Content starts

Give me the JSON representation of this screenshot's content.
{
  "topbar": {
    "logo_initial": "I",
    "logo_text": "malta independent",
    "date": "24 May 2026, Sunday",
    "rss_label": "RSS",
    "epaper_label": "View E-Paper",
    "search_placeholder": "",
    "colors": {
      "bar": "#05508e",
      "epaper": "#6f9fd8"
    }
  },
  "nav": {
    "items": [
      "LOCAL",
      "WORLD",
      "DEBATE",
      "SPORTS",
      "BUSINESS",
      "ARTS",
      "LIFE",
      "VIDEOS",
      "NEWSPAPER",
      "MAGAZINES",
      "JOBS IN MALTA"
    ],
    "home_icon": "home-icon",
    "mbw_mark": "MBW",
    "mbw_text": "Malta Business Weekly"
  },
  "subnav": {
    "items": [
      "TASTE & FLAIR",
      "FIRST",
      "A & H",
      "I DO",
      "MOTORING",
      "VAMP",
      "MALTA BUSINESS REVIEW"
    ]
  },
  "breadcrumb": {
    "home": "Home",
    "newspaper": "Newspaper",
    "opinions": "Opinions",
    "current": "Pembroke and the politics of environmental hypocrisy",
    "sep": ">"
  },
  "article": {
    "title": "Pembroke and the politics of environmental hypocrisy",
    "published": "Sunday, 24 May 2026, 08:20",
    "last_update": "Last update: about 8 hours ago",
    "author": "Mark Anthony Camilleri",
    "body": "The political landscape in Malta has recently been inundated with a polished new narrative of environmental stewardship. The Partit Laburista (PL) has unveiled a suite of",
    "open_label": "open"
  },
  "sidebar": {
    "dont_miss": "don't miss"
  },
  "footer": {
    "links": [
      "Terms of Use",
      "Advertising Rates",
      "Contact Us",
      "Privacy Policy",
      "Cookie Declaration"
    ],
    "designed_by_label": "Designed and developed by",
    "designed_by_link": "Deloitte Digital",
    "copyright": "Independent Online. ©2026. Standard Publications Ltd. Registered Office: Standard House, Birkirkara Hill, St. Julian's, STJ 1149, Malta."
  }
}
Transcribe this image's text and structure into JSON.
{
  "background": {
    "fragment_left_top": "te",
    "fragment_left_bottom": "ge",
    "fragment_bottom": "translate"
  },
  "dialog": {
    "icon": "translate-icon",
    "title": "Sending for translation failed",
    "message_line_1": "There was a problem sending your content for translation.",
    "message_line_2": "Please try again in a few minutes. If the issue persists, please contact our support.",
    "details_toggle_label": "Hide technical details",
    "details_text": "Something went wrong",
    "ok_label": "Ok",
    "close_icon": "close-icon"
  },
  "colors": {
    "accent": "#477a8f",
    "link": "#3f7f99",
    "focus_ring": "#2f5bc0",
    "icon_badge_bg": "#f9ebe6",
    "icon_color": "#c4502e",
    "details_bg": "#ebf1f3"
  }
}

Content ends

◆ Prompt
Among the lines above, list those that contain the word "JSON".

◆ Solution for this problem
Give me the JSON representation of this screenshot's content.
Transcribe this image's text and structure into JSON.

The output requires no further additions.